* _What to work on_:
Return all lines in the data where the string "kiếm" can be found.

* _Input for this task_:
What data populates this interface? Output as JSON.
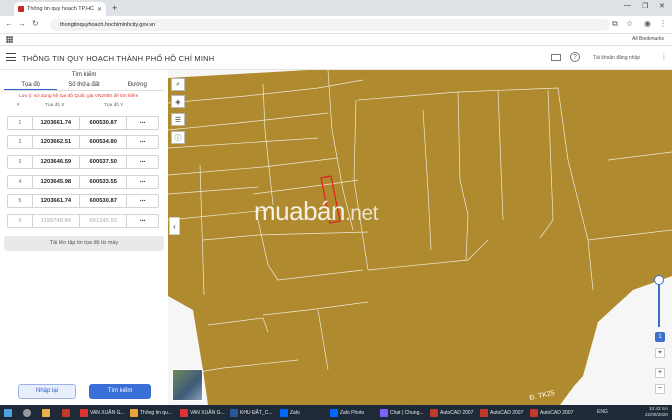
{
  "browser": {
    "tab_title": "Thông tin quy hoạch TP.HCM",
    "url": "thongtinquyhoach.hochiminhcity.gov.vn",
    "bookmarks_label": "All Bookmarks"
  },
  "header": {
    "title": "THÔNG TIN QUY HOẠCH THÀNH PHỐ HỒ CHÍ MINH",
    "login_label": "Tài khoản đăng nhập"
  },
  "panel": {
    "search_title": "Tìm kiếm",
    "tabs": [
      {
        "label": "Tọa độ"
      },
      {
        "label": "Số thửa đất"
      },
      {
        "label": "Đường"
      }
    ],
    "note": "Lưu ý: sử dụng hệ tọa độ Quốc gia VN2000 để tìm kiếm",
    "col_index": "#",
    "col_x": "Tọa độ X",
    "col_y": "Tọa độ Y",
    "rows": [
      {
        "idx": "1",
        "x": "1203661.74",
        "y": "600530.87",
        "more": "..."
      },
      {
        "idx": "2",
        "x": "1203662.51",
        "y": "600534.80",
        "more": "..."
      },
      {
        "idx": "3",
        "x": "1203646.59",
        "y": "600537.50",
        "more": "..."
      },
      {
        "idx": "4",
        "x": "1203645.98",
        "y": "600533.55",
        "more": "..."
      },
      {
        "idx": "5",
        "x": "1203661.74",
        "y": "600530.87",
        "more": "..."
      },
      {
        "idx": "6",
        "x": "1199748.84",
        "y": "651245.92",
        "more": "..."
      }
    ],
    "load_button": "Tải lên tập tin tọa độ từ máy",
    "import_button": "Nhập lại",
    "search_button": "Tìm kiếm"
  },
  "map": {
    "watermark_main": "muabán",
    "watermark_suffix": ".net",
    "road_label": "Đ. TK25",
    "zoom_level": "1",
    "parcel_fill": "#b08a2e",
    "highlight_color": "#e02020",
    "zoom_in_label": "+",
    "zoom_out_label": "−"
  },
  "taskbar": {
    "items": [
      {
        "label": "VAN XUÂN G...",
        "color": "#d33"
      },
      {
        "label": "Thông tin qu...",
        "color": "#e8a33a"
      },
      {
        "label": "VAN XUÂN G...",
        "color": "#d33"
      },
      {
        "label": "KHU ĐẤT_C...",
        "color": "#2b5797"
      },
      {
        "label": "Zalo",
        "color": "#0068ff"
      },
      {
        "label": "Zalo Photo",
        "color": "#0068ff"
      },
      {
        "label": "Chat | Chung...",
        "color": "#7b61ff"
      },
      {
        "label": "AutoCAD 2007",
        "color": "#c0392b"
      },
      {
        "label": "AutoCAD 2007",
        "color": "#c0392b"
      },
      {
        "label": "AutoCAD 2007",
        "color": "#c0392b"
      }
    ],
    "lang": "ENG",
    "time": "10:43 SA",
    "date": "22/08/2020"
  }
}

* _Result of this task_:
    "search_title": "Tìm kiếm",
    "note": "Lưu ý: sử dụng hệ tọa độ Quốc gia VN2000 để tìm kiếm",
    "search_button": "Tìm kiếm"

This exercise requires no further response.